In parallel with the launch of public, regulated trials of e-scooters across England, private, and currently illegal, e-scooter use on our roads and in other public spaces has increased. While the government-approved e-scooter rental trials are intended to assess safety, there is little or no current measure of the impact of the safety of private e-scooter on riders and other road users.
There have been at least eleven deaths to date relating to e-scooters, and numerous injuries, including a significant number of life-changing head injuries. However, the data is sparse and disconnected.
PACTS has been awarded a grant by the Road Safety Trust to collect data relating to incidents involving these micro-mobility devices and to form recommendations for their construction and use.
Over the coming months, working with partners from a broad spectrum of backgrounds and fields of expertise, PACTS will:

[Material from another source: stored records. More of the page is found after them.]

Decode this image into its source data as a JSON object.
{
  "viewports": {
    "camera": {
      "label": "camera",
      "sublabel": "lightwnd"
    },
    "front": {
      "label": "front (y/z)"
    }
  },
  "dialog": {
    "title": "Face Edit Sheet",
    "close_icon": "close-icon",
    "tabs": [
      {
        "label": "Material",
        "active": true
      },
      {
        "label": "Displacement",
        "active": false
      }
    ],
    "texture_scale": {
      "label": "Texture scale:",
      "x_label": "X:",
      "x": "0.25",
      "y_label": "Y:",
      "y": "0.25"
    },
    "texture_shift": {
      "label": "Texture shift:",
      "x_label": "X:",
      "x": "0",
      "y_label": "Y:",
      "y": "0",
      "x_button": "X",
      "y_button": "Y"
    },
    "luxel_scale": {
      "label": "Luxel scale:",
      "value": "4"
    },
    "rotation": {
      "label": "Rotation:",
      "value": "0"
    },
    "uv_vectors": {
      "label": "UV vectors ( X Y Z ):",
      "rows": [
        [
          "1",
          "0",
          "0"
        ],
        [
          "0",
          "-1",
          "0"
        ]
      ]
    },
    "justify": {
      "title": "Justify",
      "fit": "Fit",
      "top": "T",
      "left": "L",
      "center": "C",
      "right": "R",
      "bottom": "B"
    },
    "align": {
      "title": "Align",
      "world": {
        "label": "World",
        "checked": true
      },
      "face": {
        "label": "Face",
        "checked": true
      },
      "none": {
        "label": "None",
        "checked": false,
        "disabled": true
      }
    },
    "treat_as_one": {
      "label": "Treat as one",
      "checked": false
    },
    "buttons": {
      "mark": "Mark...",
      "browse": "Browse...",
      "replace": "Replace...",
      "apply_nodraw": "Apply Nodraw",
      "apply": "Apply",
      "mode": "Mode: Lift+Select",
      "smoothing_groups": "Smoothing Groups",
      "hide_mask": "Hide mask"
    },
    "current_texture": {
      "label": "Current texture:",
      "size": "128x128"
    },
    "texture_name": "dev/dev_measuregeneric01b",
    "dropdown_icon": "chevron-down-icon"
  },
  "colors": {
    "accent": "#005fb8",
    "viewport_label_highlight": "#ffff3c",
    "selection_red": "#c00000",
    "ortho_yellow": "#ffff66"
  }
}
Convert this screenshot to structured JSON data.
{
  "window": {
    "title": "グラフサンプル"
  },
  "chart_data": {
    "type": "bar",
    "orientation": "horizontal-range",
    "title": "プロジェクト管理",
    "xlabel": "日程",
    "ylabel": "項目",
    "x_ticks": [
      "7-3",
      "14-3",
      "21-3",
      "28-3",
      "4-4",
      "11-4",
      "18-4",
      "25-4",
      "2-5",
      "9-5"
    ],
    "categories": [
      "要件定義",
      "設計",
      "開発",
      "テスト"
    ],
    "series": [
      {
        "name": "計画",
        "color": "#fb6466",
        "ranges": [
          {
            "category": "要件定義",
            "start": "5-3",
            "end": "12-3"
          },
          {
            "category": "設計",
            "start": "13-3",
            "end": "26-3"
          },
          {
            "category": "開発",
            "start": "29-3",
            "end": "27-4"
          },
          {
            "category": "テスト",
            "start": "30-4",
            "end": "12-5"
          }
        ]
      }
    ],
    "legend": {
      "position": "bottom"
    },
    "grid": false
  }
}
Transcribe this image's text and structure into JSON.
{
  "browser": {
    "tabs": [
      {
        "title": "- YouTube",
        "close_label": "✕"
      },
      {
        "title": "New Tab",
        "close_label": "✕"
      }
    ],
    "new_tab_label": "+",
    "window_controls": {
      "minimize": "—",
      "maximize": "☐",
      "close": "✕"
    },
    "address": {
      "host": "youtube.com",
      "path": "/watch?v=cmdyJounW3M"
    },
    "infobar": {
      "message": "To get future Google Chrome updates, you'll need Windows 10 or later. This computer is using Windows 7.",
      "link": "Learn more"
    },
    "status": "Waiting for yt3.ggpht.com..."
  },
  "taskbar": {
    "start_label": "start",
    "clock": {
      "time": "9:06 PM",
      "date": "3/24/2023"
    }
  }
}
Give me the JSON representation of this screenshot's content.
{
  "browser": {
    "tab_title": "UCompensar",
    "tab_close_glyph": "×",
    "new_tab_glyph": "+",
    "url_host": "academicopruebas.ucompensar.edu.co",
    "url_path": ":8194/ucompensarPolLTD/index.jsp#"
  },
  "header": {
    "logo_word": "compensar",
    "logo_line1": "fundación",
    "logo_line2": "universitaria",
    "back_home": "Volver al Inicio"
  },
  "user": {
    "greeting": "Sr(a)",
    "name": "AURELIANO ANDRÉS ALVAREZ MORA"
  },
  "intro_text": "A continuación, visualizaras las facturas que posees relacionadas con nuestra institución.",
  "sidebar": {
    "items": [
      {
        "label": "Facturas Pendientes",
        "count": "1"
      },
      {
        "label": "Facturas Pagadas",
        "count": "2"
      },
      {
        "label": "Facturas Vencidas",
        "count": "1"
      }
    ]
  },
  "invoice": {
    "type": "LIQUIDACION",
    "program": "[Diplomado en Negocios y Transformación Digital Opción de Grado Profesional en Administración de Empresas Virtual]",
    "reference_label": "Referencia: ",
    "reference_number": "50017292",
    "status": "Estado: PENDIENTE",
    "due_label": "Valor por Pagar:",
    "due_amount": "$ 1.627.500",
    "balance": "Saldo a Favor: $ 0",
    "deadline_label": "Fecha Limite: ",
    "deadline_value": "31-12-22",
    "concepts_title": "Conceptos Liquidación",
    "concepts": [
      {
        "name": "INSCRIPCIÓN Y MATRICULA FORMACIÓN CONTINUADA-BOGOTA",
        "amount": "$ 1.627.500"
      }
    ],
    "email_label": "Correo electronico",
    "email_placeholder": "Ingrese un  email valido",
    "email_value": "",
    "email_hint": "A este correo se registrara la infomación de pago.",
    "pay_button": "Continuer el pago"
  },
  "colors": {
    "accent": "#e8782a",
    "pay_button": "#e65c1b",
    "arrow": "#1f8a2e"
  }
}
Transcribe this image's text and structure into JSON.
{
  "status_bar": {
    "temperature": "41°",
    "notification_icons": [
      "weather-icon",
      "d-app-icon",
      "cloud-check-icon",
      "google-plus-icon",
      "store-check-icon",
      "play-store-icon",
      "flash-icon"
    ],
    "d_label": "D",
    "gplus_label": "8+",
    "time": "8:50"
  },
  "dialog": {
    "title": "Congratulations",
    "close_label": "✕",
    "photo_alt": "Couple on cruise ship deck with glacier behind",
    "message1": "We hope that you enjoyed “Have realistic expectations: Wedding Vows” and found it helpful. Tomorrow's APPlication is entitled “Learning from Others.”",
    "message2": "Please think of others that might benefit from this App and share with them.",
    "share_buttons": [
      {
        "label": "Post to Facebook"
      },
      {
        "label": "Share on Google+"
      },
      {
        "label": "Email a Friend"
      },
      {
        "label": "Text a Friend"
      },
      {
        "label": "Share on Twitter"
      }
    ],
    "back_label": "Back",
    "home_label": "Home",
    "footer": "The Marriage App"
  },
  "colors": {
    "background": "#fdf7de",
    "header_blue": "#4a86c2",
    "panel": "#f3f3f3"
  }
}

- gather data of casualties involving e-scooters (riders and other road users) collected from the media, police forces and at least one major trauma centre, and publicly share it on this site;
- publish a report summarising our findings and recommendations for regulation of private e-scooters – construction and use; and,
- host a webinar to disseminate the findings.
If e-scooter use on roads and in other public places is to be legalised, PACTS wants that legislation to include evidence-based safety measures to protect the riders and other road users. With those collaborating on this project, we are committed to taking a robust, balanced and objective approach to this new mode of transport.
E-SCOOTER CASUALTY DATA
Through collaboration with the police and NHS as well as proactive monitoring of all major media platforms to gain automatic updates, PACTS is recording key information about e-scooter incidents and making it publicly accessible. We know it is incomplete but, in the absence of official data, it may be the best available.
Our latest data available for 2021 to mid-September includes over 130 injury-collisions within the UK to date, in which there were eight fatal and 51 serious injuries. This included 21 head injuries. In the previous two years (2019 and 2020) there were three deaths. The spreadsheet is freely available here.